%%

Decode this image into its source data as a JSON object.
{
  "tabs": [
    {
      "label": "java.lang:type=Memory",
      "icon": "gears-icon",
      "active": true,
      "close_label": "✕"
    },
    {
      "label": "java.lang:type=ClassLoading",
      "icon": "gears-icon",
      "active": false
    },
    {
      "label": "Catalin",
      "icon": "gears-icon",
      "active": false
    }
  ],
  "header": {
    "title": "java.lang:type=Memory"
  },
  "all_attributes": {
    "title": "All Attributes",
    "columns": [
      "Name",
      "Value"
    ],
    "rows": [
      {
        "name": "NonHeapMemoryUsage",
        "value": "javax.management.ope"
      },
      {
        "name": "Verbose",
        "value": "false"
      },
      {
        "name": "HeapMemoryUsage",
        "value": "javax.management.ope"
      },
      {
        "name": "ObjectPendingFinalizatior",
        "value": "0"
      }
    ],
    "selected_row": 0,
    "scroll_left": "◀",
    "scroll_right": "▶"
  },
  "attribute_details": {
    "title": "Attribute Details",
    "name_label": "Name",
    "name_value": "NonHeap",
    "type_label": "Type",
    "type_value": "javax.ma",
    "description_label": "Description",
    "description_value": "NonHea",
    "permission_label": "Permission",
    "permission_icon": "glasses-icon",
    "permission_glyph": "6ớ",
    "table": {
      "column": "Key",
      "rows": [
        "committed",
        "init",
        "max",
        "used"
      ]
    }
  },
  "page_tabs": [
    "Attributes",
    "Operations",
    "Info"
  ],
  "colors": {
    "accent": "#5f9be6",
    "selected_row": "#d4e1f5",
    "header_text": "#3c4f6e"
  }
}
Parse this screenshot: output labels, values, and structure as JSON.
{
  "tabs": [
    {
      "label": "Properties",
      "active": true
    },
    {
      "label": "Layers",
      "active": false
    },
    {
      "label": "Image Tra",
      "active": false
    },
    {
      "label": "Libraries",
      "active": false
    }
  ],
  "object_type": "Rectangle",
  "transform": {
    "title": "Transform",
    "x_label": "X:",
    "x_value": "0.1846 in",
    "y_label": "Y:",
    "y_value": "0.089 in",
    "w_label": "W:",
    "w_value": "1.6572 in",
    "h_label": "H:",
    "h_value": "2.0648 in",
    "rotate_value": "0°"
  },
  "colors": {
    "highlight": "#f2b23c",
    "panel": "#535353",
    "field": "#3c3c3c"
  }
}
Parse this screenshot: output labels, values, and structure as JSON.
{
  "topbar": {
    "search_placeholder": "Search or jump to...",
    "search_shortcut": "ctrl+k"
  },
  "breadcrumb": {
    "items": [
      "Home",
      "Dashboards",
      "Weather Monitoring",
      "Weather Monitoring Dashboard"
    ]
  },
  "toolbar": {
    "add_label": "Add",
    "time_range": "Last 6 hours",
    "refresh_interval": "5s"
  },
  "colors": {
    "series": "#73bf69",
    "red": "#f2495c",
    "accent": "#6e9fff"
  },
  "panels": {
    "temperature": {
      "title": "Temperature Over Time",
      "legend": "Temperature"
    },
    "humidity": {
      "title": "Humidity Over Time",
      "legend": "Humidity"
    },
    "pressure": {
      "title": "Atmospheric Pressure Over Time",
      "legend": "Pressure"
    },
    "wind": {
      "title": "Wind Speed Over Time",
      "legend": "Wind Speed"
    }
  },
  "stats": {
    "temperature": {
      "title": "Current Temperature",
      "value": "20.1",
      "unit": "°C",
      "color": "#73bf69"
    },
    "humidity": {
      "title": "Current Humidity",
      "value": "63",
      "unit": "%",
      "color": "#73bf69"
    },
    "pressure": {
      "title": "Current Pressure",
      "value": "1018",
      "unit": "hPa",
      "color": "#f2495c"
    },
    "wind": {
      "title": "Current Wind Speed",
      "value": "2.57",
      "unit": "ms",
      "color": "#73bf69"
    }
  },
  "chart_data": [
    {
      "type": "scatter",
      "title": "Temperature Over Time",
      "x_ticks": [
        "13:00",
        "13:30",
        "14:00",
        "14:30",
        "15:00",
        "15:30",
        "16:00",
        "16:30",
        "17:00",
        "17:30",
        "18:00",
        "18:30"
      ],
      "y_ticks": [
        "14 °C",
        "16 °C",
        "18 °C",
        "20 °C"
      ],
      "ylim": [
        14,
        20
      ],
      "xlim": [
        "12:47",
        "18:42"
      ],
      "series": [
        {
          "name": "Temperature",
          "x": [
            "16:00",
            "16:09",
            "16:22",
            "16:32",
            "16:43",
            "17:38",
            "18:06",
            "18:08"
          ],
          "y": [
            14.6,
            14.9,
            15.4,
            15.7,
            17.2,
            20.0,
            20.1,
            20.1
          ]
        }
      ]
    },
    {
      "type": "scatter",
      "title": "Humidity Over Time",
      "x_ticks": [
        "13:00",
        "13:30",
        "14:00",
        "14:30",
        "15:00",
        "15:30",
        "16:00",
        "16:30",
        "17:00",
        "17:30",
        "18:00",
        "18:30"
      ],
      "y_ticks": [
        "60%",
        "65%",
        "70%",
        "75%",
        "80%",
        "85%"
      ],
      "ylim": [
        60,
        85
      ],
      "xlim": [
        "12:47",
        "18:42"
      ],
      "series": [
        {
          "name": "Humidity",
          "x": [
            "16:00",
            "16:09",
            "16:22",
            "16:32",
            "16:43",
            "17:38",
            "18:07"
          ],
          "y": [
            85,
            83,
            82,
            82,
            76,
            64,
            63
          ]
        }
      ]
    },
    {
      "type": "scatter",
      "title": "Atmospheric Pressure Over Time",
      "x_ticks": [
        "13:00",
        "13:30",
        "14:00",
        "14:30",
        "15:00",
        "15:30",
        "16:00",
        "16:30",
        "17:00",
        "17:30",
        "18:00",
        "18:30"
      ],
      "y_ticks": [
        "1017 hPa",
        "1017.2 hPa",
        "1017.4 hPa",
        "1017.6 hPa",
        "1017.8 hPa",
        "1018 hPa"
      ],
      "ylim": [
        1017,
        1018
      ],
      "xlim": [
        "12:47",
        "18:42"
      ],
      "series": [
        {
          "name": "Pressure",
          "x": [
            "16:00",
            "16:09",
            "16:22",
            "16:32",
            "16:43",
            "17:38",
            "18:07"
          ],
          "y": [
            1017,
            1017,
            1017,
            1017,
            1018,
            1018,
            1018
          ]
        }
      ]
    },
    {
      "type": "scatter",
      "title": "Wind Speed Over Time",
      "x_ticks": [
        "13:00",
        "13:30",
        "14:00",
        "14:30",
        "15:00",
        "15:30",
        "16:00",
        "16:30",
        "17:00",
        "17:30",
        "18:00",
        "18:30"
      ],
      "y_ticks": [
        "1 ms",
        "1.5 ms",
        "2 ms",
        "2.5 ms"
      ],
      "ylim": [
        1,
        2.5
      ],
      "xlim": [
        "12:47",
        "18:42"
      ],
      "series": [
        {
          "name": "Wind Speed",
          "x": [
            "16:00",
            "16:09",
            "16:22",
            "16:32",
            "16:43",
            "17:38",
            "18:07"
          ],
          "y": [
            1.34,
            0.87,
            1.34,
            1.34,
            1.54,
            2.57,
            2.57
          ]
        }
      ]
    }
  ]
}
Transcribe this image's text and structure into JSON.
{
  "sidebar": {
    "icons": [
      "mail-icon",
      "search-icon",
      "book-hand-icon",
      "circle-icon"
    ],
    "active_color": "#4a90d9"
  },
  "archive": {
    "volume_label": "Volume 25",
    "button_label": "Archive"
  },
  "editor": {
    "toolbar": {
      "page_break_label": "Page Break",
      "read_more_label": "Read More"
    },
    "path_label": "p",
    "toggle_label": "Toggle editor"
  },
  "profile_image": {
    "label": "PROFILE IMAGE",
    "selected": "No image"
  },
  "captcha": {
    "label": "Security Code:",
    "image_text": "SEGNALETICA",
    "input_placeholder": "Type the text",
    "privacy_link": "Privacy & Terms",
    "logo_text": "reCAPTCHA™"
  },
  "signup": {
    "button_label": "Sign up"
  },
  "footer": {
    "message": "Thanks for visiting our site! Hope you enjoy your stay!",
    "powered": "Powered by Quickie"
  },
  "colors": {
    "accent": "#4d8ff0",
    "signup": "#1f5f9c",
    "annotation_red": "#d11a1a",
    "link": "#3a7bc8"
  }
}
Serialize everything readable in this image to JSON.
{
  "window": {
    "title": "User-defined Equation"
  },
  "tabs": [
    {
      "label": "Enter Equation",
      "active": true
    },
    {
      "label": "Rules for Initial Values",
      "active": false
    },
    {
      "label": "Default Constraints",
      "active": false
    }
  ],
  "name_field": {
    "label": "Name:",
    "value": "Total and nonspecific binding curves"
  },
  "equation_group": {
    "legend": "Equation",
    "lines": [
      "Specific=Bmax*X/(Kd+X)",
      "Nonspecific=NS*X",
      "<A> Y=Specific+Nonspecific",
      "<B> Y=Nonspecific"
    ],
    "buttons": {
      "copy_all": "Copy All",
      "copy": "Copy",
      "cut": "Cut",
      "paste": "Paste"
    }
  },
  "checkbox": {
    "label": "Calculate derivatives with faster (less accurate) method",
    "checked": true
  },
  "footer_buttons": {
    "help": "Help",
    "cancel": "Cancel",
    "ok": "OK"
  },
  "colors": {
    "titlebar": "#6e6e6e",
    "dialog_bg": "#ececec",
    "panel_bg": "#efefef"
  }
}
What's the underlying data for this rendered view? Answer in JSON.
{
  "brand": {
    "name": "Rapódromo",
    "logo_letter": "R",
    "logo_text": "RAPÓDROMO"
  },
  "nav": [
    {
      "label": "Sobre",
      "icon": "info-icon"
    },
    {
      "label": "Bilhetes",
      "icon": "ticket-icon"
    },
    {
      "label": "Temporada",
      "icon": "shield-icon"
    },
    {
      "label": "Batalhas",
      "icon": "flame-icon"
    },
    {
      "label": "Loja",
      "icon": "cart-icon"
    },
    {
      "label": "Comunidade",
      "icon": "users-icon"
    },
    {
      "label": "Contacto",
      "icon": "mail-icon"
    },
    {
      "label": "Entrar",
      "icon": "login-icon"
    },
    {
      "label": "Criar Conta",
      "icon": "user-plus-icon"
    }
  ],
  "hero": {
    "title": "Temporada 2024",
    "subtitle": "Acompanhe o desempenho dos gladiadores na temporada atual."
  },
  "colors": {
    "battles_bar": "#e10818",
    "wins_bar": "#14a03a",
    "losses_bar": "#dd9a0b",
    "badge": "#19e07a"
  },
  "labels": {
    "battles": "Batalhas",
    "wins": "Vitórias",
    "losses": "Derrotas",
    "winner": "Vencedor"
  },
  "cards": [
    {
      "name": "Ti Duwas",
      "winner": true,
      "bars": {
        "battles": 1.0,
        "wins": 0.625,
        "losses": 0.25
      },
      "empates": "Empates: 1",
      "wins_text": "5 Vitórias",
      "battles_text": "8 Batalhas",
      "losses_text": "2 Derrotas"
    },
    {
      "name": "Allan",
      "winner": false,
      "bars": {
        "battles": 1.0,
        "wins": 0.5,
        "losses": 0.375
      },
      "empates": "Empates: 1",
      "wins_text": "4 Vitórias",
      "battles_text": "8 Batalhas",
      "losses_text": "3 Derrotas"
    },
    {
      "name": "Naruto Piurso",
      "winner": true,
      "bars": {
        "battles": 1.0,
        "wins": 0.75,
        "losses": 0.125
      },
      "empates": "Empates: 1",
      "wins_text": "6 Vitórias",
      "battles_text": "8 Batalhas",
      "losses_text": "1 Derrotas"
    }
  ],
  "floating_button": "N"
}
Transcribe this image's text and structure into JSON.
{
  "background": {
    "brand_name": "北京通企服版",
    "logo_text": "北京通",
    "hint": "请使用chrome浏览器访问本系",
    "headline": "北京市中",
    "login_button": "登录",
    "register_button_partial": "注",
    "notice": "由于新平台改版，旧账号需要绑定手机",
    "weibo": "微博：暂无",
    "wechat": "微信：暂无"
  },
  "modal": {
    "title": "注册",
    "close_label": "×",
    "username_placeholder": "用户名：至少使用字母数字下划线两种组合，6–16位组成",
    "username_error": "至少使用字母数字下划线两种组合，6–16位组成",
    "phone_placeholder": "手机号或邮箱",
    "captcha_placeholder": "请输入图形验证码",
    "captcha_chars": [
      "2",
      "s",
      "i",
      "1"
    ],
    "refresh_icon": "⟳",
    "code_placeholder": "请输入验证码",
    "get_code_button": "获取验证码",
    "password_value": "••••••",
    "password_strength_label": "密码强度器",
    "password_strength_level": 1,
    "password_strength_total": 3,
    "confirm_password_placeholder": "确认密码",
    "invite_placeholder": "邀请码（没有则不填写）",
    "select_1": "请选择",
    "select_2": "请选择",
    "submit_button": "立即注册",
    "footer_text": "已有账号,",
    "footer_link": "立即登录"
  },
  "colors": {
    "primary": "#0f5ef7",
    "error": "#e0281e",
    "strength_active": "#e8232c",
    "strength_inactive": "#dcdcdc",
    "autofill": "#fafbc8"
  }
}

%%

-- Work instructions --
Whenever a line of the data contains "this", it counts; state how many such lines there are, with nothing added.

-- Written reply --
7